I don't show WD, but have judged it (and have judged Cowboy Dressage) at several schooling shows. Right now, it is very much like judging lower level traditional (English) dressage. There is the good, the not-so-good, and an ocassional standout fabulous ride.
Right now, they don't have a progression of tests/levels because it is a brand new discipline. Actually, CD does have some progression - they've created tests that are the equivalent of Intro through lower/mid levels (aka 2nd level). I think it was a smart move to start with the entry level tests - draw in a wider base of participation, then slowly work toward higher level tests.
There are several clinics offered, many by traditional (English) dressage trainers. I suspect the riding will improve - it is very much like our lower levels of traditional dressage - education and training needed for improvement.
I do believe this movement will take off - they have a lot of work to do, especially on the merging of multiple groups - but I'm seeing more and more partiicpants at the schooling shows. This Fall I judged a schooling show that was 50% Cowboy Dressage - and I saw a few very good riders, and breeds ranging from Morgan to QH to Arab to Oldenburg.

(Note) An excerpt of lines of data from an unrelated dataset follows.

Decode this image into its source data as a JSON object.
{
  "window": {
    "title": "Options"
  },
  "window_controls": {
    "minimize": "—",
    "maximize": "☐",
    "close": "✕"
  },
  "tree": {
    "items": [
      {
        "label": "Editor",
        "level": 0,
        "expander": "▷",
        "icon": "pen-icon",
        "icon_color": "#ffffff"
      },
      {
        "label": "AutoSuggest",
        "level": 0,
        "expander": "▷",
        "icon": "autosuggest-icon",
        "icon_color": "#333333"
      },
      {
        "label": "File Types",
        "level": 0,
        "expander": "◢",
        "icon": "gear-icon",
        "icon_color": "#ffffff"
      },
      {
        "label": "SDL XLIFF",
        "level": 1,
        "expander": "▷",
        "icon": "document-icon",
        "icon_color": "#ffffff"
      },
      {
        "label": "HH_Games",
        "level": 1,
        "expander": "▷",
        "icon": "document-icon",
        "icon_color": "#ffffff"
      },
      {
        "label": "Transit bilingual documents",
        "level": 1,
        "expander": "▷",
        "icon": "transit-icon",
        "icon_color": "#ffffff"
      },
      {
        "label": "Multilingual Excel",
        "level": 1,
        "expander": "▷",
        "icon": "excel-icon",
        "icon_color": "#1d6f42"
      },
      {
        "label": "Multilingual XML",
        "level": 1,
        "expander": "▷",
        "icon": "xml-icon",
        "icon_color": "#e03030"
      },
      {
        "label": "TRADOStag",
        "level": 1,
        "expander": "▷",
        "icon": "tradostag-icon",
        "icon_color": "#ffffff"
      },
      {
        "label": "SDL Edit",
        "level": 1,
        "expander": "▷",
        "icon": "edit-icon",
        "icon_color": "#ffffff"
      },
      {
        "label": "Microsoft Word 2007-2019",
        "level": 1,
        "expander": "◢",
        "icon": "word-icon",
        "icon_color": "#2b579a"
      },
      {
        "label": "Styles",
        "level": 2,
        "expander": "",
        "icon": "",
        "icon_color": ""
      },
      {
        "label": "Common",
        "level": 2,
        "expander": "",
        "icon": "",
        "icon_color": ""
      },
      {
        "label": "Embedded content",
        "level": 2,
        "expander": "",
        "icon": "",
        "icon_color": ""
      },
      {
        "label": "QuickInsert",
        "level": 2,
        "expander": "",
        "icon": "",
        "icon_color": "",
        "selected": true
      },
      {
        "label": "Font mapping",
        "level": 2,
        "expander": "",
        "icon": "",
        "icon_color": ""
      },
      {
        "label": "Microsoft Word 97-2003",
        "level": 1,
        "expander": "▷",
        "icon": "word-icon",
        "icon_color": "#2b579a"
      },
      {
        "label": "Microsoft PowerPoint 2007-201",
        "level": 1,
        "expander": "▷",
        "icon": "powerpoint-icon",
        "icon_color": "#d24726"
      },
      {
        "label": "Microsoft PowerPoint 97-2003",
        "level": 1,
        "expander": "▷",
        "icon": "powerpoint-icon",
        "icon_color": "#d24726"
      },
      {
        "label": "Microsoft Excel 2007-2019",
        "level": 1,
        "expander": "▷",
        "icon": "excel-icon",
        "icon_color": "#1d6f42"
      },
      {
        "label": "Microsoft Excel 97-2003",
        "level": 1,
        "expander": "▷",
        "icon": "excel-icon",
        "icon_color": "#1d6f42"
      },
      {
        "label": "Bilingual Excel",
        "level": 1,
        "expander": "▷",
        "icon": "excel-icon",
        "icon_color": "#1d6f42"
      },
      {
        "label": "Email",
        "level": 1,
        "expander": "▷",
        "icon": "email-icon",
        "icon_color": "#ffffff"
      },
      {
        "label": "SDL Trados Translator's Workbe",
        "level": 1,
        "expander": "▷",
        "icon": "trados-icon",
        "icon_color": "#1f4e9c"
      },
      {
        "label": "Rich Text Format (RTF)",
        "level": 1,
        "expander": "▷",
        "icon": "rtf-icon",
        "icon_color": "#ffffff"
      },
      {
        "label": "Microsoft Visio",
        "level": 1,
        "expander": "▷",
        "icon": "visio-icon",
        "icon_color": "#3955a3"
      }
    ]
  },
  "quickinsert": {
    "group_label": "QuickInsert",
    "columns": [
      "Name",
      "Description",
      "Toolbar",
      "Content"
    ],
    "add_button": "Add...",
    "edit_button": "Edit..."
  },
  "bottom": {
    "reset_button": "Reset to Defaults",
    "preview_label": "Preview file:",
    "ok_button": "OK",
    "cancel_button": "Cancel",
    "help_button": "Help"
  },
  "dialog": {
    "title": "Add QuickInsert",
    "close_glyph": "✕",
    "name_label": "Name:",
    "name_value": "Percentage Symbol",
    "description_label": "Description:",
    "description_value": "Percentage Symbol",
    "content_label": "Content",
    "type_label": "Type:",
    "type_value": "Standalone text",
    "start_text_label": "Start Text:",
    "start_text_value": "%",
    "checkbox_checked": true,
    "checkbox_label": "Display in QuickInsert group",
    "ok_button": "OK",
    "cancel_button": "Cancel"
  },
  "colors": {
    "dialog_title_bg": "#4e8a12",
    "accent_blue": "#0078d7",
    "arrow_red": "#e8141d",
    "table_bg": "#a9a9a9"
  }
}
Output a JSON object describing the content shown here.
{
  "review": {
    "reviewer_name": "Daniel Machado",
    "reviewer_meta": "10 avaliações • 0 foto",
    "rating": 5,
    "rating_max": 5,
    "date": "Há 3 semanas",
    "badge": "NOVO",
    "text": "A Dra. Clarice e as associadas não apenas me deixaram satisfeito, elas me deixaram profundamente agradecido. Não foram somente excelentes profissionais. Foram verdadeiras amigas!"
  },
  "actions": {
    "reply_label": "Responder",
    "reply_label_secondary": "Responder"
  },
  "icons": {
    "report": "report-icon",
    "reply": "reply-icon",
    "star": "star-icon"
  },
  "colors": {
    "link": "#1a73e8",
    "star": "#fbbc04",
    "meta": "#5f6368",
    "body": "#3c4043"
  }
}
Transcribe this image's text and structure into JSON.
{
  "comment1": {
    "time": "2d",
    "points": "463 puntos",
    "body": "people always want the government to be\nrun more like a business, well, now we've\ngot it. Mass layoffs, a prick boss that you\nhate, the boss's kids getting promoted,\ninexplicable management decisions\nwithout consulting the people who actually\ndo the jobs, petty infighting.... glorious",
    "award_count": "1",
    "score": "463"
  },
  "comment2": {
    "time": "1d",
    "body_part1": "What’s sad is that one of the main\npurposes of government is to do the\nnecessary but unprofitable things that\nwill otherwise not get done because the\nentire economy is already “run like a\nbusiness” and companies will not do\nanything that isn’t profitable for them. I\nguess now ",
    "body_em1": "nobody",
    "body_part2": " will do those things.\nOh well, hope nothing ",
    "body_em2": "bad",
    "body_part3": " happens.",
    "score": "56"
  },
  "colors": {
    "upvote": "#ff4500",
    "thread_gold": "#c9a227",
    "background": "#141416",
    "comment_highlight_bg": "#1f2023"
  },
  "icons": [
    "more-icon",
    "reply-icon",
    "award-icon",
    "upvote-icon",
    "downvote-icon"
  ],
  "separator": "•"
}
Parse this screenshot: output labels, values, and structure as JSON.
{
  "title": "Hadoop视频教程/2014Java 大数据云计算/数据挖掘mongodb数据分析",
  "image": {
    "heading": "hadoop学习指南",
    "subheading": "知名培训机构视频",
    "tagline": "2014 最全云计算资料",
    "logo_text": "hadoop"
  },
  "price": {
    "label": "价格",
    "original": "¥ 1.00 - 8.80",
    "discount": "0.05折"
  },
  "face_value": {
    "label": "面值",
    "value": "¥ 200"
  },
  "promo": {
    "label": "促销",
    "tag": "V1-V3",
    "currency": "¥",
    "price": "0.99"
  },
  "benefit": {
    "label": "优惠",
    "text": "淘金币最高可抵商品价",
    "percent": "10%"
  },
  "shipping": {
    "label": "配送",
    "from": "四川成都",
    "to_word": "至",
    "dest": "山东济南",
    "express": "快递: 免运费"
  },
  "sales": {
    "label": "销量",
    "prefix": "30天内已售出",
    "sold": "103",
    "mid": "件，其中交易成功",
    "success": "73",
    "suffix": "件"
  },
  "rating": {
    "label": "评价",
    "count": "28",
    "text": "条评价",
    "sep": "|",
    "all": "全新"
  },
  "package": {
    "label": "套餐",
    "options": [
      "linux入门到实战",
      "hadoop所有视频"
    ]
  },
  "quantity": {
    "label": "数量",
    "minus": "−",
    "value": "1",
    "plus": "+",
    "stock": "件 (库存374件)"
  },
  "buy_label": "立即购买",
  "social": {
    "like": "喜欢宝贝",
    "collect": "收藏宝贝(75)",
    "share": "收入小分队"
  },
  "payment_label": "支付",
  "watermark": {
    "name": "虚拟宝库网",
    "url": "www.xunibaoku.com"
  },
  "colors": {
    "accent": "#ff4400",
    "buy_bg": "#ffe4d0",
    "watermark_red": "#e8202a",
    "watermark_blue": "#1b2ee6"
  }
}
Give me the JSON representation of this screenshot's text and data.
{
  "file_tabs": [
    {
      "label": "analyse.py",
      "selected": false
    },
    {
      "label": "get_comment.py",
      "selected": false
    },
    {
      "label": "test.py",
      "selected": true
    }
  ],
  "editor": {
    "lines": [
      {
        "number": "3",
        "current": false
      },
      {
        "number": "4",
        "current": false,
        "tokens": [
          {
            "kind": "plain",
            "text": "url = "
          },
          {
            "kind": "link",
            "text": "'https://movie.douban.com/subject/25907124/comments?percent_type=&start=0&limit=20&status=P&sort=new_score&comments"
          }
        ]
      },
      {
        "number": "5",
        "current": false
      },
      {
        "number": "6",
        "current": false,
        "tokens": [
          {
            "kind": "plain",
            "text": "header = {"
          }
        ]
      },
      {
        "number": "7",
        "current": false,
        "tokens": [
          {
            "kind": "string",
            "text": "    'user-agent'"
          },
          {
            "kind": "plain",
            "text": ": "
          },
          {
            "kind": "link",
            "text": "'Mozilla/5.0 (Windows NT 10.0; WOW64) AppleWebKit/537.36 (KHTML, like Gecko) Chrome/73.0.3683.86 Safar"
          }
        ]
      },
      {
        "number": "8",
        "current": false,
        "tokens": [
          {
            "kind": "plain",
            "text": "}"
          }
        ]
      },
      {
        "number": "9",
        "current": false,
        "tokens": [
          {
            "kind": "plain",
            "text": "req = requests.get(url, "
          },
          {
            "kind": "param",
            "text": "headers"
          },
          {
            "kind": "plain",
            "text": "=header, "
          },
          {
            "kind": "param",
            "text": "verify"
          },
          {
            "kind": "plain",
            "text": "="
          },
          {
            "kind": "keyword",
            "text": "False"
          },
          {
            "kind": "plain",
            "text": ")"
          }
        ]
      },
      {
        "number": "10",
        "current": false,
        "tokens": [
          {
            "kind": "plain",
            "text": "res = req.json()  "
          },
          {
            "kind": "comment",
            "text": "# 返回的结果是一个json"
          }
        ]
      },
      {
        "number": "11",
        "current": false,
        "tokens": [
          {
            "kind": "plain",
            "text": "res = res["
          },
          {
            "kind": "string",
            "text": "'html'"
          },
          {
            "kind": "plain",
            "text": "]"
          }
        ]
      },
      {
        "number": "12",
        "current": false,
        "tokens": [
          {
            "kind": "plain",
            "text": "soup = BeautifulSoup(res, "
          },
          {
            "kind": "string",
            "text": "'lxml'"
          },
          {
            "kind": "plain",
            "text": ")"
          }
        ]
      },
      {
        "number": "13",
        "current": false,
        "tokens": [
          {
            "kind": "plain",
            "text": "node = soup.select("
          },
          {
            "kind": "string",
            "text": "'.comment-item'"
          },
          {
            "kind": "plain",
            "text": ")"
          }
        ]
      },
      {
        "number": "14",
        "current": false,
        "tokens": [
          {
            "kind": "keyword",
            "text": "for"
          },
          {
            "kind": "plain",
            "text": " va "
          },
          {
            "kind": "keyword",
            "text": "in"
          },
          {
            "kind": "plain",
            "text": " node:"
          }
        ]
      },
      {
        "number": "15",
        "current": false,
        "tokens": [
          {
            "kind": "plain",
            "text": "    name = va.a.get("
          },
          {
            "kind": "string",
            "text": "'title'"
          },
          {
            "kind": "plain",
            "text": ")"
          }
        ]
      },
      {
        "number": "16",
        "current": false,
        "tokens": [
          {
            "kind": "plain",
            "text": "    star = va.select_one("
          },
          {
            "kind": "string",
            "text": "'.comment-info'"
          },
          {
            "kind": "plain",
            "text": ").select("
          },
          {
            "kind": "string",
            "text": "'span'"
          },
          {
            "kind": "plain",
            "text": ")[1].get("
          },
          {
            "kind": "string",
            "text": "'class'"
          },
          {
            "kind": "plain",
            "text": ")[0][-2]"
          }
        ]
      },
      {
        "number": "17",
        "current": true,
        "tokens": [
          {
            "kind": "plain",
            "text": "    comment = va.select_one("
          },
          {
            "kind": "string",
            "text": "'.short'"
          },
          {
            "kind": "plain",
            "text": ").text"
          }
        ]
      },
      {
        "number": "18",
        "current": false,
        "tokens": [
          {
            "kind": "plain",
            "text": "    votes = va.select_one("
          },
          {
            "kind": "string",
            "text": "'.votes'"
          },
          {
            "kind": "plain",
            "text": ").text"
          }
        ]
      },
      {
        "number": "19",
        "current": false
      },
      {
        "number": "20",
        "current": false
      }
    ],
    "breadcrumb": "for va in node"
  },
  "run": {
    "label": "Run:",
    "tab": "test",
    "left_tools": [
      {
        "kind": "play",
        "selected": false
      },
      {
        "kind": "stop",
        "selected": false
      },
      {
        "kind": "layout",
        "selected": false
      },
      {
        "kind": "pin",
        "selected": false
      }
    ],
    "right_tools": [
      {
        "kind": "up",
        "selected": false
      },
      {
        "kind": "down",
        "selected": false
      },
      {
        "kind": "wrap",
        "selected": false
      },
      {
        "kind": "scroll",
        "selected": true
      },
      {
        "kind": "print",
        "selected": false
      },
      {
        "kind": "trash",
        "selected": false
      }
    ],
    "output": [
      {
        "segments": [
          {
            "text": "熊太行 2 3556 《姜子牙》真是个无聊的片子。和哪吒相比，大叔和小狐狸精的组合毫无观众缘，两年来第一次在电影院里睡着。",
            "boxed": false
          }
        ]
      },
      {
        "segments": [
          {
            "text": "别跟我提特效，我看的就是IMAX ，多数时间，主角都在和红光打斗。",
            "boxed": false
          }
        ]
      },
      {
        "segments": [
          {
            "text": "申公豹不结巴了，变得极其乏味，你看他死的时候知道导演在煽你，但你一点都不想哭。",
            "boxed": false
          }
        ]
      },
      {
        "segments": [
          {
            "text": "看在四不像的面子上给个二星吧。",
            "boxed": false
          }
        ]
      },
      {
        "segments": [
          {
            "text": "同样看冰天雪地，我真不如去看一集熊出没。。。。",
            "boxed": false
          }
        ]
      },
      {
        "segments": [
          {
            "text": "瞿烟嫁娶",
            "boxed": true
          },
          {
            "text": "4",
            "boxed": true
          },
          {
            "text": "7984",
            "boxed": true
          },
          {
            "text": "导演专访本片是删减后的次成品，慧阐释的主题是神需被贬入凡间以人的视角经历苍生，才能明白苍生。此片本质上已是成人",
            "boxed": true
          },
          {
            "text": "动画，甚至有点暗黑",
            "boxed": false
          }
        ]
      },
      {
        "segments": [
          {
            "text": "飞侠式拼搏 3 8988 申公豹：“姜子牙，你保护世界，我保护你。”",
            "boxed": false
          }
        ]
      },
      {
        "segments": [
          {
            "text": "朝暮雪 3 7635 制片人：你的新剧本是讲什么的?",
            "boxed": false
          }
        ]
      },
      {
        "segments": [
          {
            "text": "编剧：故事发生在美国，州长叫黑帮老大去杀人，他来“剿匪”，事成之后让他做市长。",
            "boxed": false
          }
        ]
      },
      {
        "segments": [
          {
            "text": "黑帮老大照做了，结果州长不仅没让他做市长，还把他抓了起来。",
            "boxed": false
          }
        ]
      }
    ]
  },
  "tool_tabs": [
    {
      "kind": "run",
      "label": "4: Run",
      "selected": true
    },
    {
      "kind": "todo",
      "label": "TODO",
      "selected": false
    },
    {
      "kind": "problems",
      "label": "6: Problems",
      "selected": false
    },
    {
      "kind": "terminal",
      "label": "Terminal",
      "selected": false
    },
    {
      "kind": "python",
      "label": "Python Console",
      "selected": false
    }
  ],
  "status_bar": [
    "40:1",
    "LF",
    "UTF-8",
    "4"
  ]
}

I wonder if there was such a resistance when USEF first added lower level tests? Or when USDF created the Walk/Trot Intro tests?